Gaineswood was designed and built by General Nathan Bryan Whitfield, beginning in 1843 as an open-hall log dwelling. Whitfield was a cotton planter and had moved from North Carolina to Marengo County in 1834. In 1842 Whitfield bought the 480-acre property from George Strother Gaines, younger brother of Edmund P. Gaines.

The grounds had been the site of a notable historic event while owned by George Strother Gaines. When Gaines was serving as the Choctaw Indian Agent he is said to have met with the famous chief of the Choctaw Nation, Pushmataha, under an old post oak tree on what would become the Gaineswood estate to work out the terms of the treaty which would lead to the Choctaw Indian removal. This tree became known as the Pushmataha Oak.

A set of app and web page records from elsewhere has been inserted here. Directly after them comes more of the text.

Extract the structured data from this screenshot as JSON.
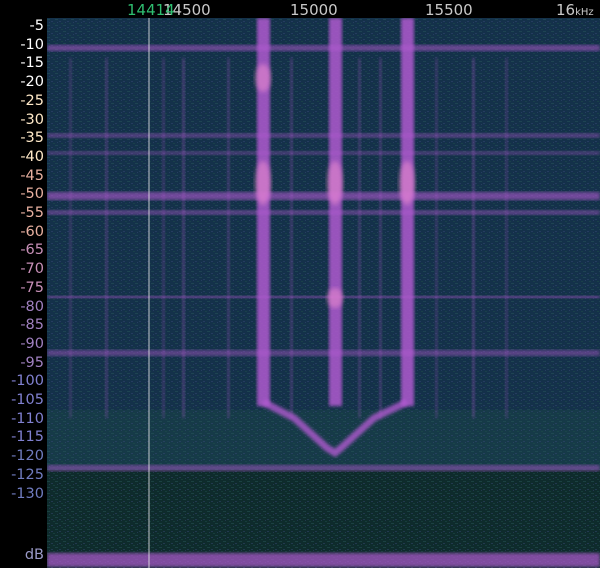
{
  "frequency_axis": {
    "labels": [
      {
        "text": "14500",
        "value": 14500
      },
      {
        "text": "15000",
        "value": 15000
      },
      {
        "text": "15500",
        "value": 15500
      },
      {
        "text": "16",
        "value": 16000
      }
    ],
    "unit_label": "kHz"
  },
  "cursor": {
    "readout": "14414",
    "value": 14414
  },
  "db_axis": {
    "labels": [
      "-5",
      "-10",
      "-15",
      "-20",
      "-25",
      "-30",
      "-35",
      "-40",
      "-45",
      "-50",
      "-55",
      "-60",
      "-65",
      "-70",
      "-75",
      "-80",
      "-85",
      "-90",
      "-95",
      "-100",
      "-105",
      "-110",
      "-115",
      "-120",
      "-125",
      "-130"
    ],
    "unit": "dB"
  },
  "colors": {
    "background": "#14314a",
    "low_band": "#0e2b2c",
    "signal": "#b05ad0",
    "signal_hot": "#f08fd0",
    "cursor_text": "#2fbf71",
    "axis_text": "#c9c9c9",
    "label_gradient": [
      "#ffffff",
      "#ffe9c8",
      "#e8b0a0",
      "#c890b8",
      "#a080c0",
      "#8080d0",
      "#707cc0"
    ]
  }
}
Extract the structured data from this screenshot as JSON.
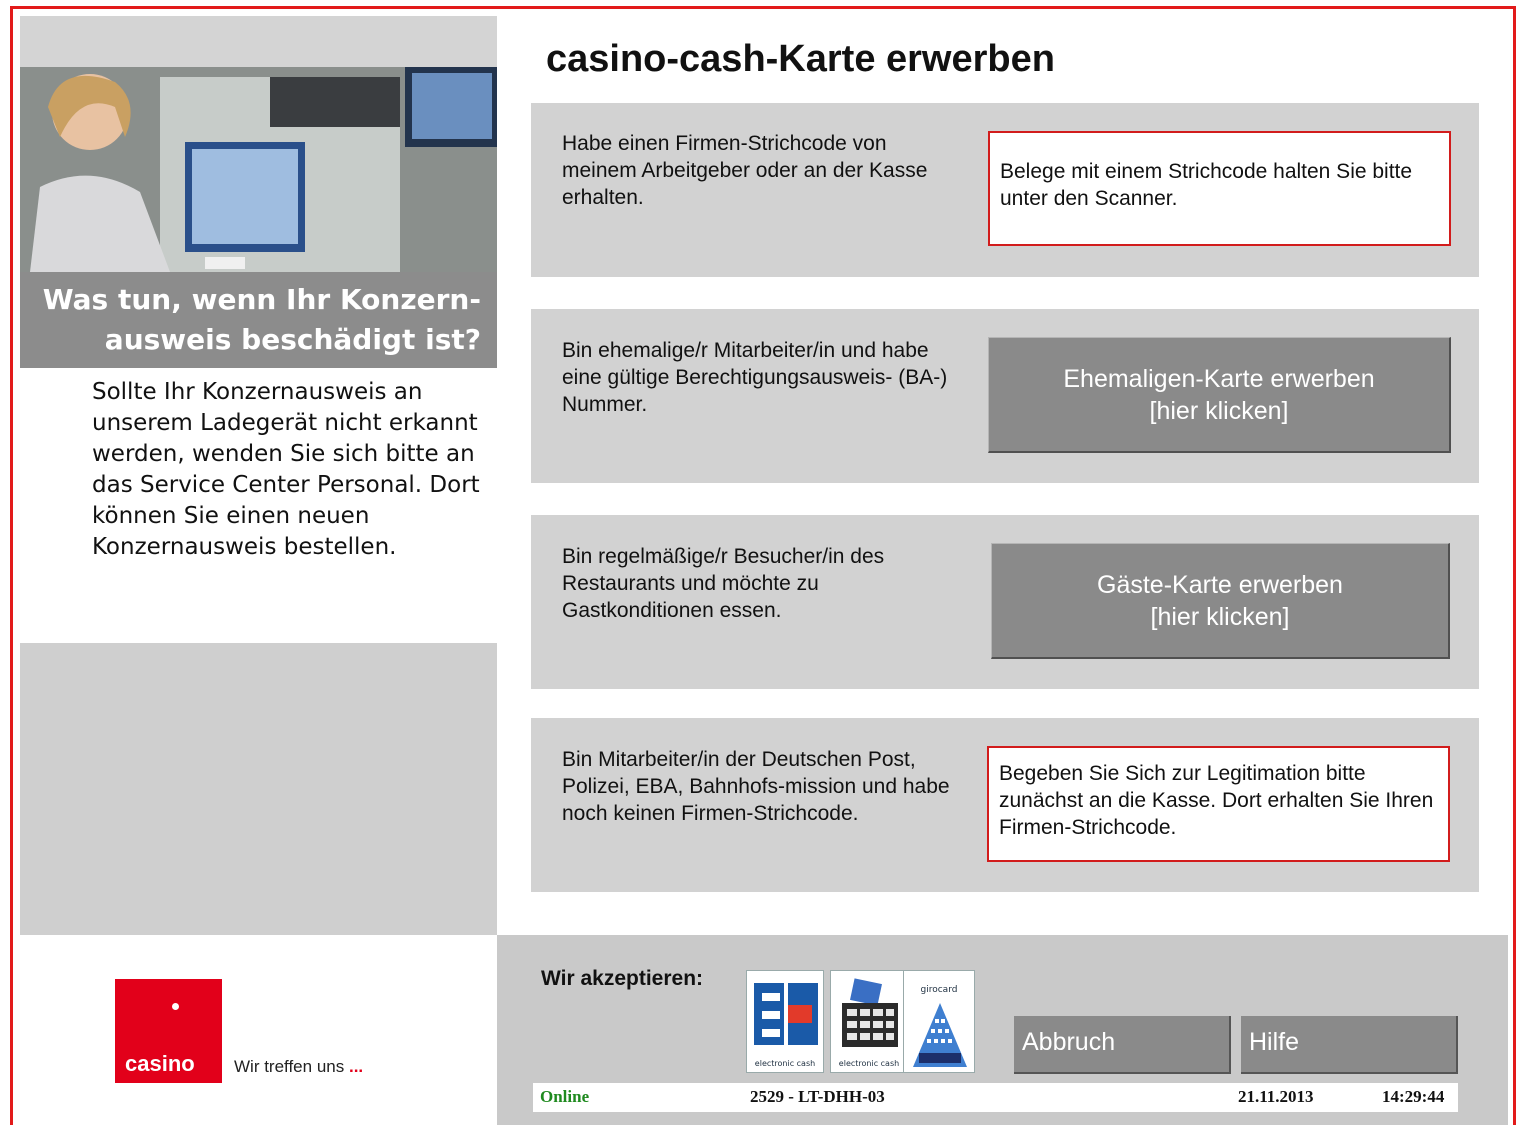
{
  "title": "casino-cash-Karte erwerben",
  "left": {
    "heading": "Was tun, wenn Ihr Konzern-\nausweis beschädigt ist?",
    "info": "Sollte Ihr Konzernausweis an unserem Ladegerät nicht erkannt werden, wenden Sie sich bitte an das Service Center Personal. Dort können Sie einen neuen Konzernausweis bestellen."
  },
  "options": [
    {
      "text": "Habe einen Firmen-Strichcode von meinem Arbeitgeber oder an der Kasse erhalten.",
      "notice": "Belege mit einem Strichcode halten Sie bitte unter den Scanner."
    },
    {
      "text": "Bin ehemalige/r Mitarbeiter/in und habe eine gültige Berechtigungsausweis- (BA-) Nummer.",
      "button_line1": "Ehemaligen-Karte erwerben",
      "button_line2": "[hier klicken]"
    },
    {
      "text": "Bin regelmäßige/r Besucher/in des Restaurants und möchte zu Gastkonditionen essen.",
      "button_line1": "Gäste-Karte erwerben",
      "button_line2": "[hier klicken]"
    },
    {
      "text": "Bin Mitarbeiter/in der Deutschen Post, Polizei, EBA, Bahnhofs-mission und habe noch keinen Firmen-Strichcode.",
      "notice": "Begeben Sie Sich zur Legitimation bitte zunächst an die Kasse. Dort erhalten Sie Ihren Firmen-Strichcode."
    }
  ],
  "footer": {
    "accept_label": "Wir akzeptieren:",
    "cards": [
      {
        "caption": "electronic cash"
      },
      {
        "caption": "electronic cash"
      },
      {
        "caption": "girocard"
      }
    ],
    "cancel_label": "Abbruch",
    "help_label": "Hilfe"
  },
  "brand": {
    "logo_text": "casino",
    "tagline": "Wir treffen uns",
    "tagline_suffix": "...",
    "color": "#e2001a"
  },
  "status": {
    "connection": "Online",
    "terminal_id": "2529 - LT-DHH-03",
    "date": "21.11.2013",
    "time": "14:29:44",
    "online_color": "#1f8a1f"
  }
}
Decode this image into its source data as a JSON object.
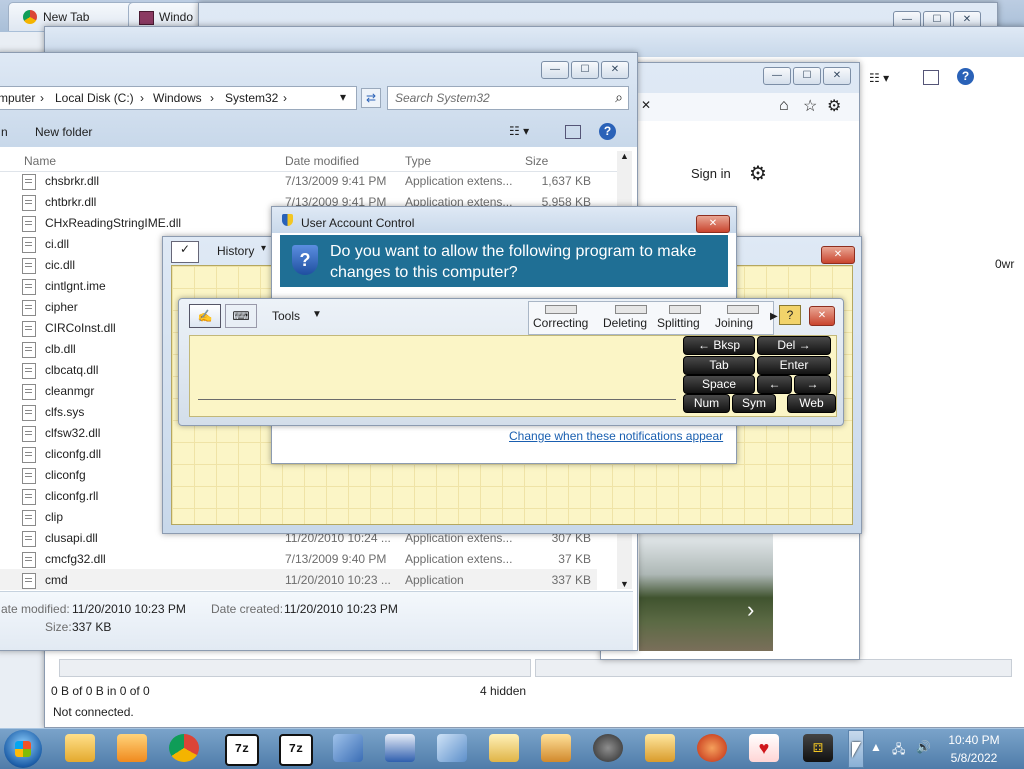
{
  "browser": {
    "tab1": "New Tab",
    "tab2": "Windo",
    "search_placeholder": "puter",
    "signin": "Sign in"
  },
  "explorer": {
    "breadcrumb": [
      "mputer",
      "Local Disk (C:)",
      "Windows",
      "System32"
    ],
    "search_placeholder": "Search System32",
    "toolbar": {
      "left": "n",
      "new_folder": "New folder"
    },
    "columns": {
      "name": "Name",
      "date": "Date modified",
      "type": "Type",
      "size": "Size"
    },
    "files": [
      {
        "name": "chsbrkr.dll",
        "date": "7/13/2009 9:41 PM",
        "type": "Application extens...",
        "size": "1,637 KB"
      },
      {
        "name": "chtbrkr.dll",
        "date": "7/13/2009 9:41 PM",
        "type": "Application extens...",
        "size": "5,958 KB"
      },
      {
        "name": "CHxReadingStringIME.dll",
        "date": "",
        "type": "",
        "size": ""
      },
      {
        "name": "ci.dll",
        "date": "",
        "type": "",
        "size": ""
      },
      {
        "name": "cic.dll",
        "date": "",
        "type": "",
        "size": ""
      },
      {
        "name": "cintlgnt.ime",
        "date": "",
        "type": "",
        "size": ""
      },
      {
        "name": "cipher",
        "date": "",
        "type": "",
        "size": ""
      },
      {
        "name": "CIRCoInst.dll",
        "date": "",
        "type": "",
        "size": ""
      },
      {
        "name": "clb.dll",
        "date": "",
        "type": "",
        "size": ""
      },
      {
        "name": "clbcatq.dll",
        "date": "",
        "type": "",
        "size": ""
      },
      {
        "name": "cleanmgr",
        "date": "",
        "type": "",
        "size": ""
      },
      {
        "name": "clfs.sys",
        "date": "",
        "type": "",
        "size": ""
      },
      {
        "name": "clfsw32.dll",
        "date": "",
        "type": "",
        "size": ""
      },
      {
        "name": "cliconfg.dll",
        "date": "",
        "type": "",
        "size": ""
      },
      {
        "name": "cliconfg",
        "date": "",
        "type": "",
        "size": ""
      },
      {
        "name": "cliconfg.rll",
        "date": "",
        "type": "",
        "size": ""
      },
      {
        "name": "clip",
        "date": "",
        "type": "",
        "size": ""
      },
      {
        "name": "clusapi.dll",
        "date": "11/20/2010 10:24 ...",
        "type": "Application extens...",
        "size": "307 KB"
      },
      {
        "name": "cmcfg32.dll",
        "date": "7/13/2009 9:40 PM",
        "type": "Application extens...",
        "size": "37 KB"
      },
      {
        "name": "cmd",
        "date": "11/20/2010 10:23 ...",
        "type": "Application",
        "size": "337 KB"
      }
    ],
    "details": {
      "modified_label": "ate modified:",
      "modified": "11/20/2010 10:23 PM",
      "created_label": "Date created:",
      "created": "11/20/2010 10:23 PM",
      "size_label": "Size:",
      "size": "337 KB"
    }
  },
  "back_status": {
    "left": "0 B of 0 B in 0 of 0",
    "hidden": "4 hidden",
    "conn": "Not connected.",
    "side": "0wr"
  },
  "uac": {
    "title": "User Account Control",
    "question": "Do you want to allow the following program to make changes to this computer?",
    "link": "Change when these notifications appear"
  },
  "journal": {
    "history": "History"
  },
  "tip": {
    "tools": "Tools",
    "gestures": [
      "Correcting",
      "Deleting",
      "Splitting",
      "Joining"
    ],
    "keys": [
      {
        "label": "←  Bksp",
        "w": 70
      },
      {
        "label": "Del  →",
        "w": 72
      },
      {
        "label": "Tab",
        "w": 70
      },
      {
        "label": "Enter",
        "w": 72
      },
      {
        "label": "Space",
        "w": 70
      },
      {
        "label": "←",
        "w": 33
      },
      {
        "label": "→",
        "w": 35
      },
      {
        "label": "Num",
        "w": 45
      },
      {
        "label": "Sym",
        "w": 42
      },
      {
        "label": "Web",
        "w": 47
      }
    ]
  },
  "clock": {
    "time": "10:40 PM",
    "date": "5/8/2022"
  },
  "colors": {
    "accent": "#1f6f95",
    "taskbar": "#5f8bb8",
    "close": "#c9452e",
    "tip_bg": "#fbf5c6"
  }
}
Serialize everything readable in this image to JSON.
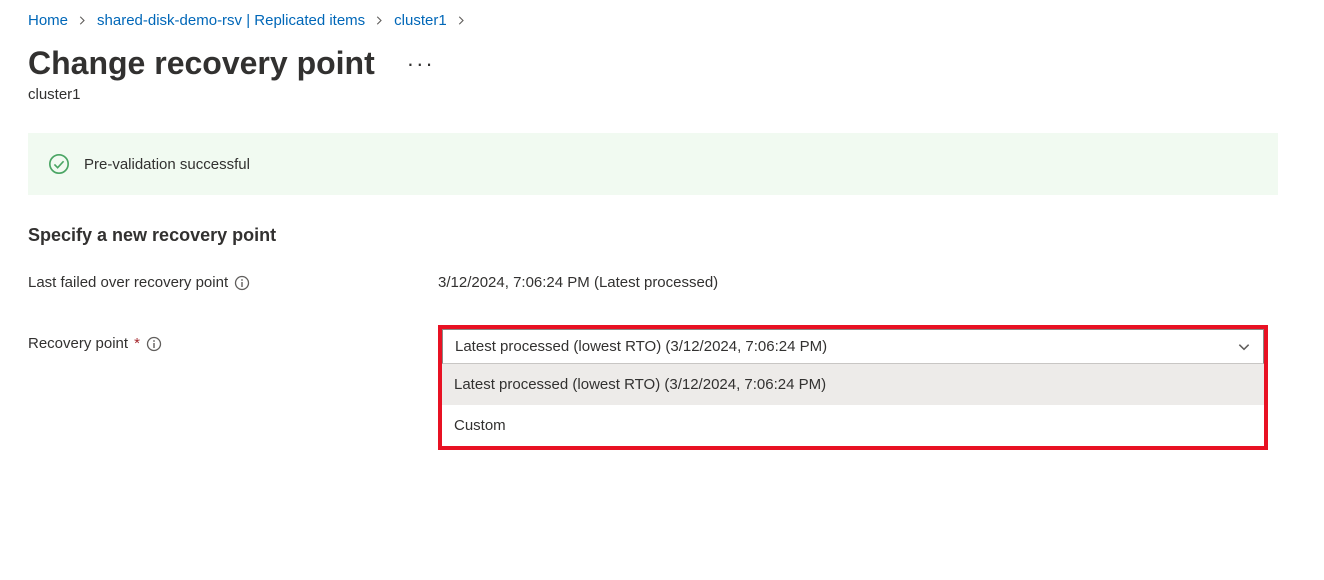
{
  "breadcrumb": {
    "home": "Home",
    "vault": "shared-disk-demo-rsv | Replicated items",
    "item": "cluster1"
  },
  "page": {
    "title": "Change recovery point",
    "subtitle": "cluster1"
  },
  "banner": {
    "message": "Pre-validation successful"
  },
  "section": {
    "heading": "Specify a new recovery point"
  },
  "fields": {
    "lastFailedOver": {
      "label": "Last failed over recovery point",
      "value": "3/12/2024, 7:06:24 PM (Latest processed)"
    },
    "recoveryPoint": {
      "label": "Recovery point",
      "selected": "Latest processed (lowest RTO) (3/12/2024, 7:06:24 PM)",
      "options": [
        "Latest processed (lowest RTO) (3/12/2024, 7:06:24 PM)",
        "Custom"
      ]
    }
  }
}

Whitfield named the estate Marlmont in 1843 and then in 1856 renamed it Gaineswood in honor of Gaines. Whitfield family tradition maintained that Gaines' original log house is the nucleus around which Gaineswood was built and was located at the present location of the south entrance hall and and office. Gen. Whitfield sold the house to his son, Dr. Bryan Watkins Whitfield, in 1861.

This second generation of Whitfields maintained Gaineswood as a residence, along with the nearby Foscue-Whitfield House, which Mary Foscue Whitfield inherited in 1861 upon her father's death. The Whitfield family sold Gaineswood in 1923 and it was acquired by the state of Alabama in 1966.

Gaineswood was completed in its current Greek Revival form in 1861. It is considered to be "Alabama's finest neoclassical house" and one of America's most unusual neoclassical mansions.

Gaineswood is one of the few Greek Revival homes in the United States that uses all three of the ancient Greek architectural orders and features an asymmetrical layout. Whitfield is known to have designed most of the house from pattern books by James Stuart, Minard Lafever, Nicholas Revett and others. Much of the work on the house was executed by highly skilled artisan slaves.

Gaineswood is on the National Register of Historic Places and was designated a National Historic Landmark in 1973. The Whitfield family has returned much of the original family furniture and some statuary to the house. Severe moisture damage to the ceiling and dome in the dining room is being addressed by a Save America's Treasures grant.

And speaking of treasures, this is one that I have been passing for years and did not know it. US Highway 43 goes right by Gaineswood and I never saw it. I was always in a hurry and all I ever saw was the Demopolis High School football stadium directly across the street. I need to slow down and see what I have been missing!

Tuesday-Friday  9 a.m. - 4 p.m.
Last tour begins at 3pm

805 South Cedar Avenue
Demopolis, Alabama


Directly across from the Demopolis High School football stadium.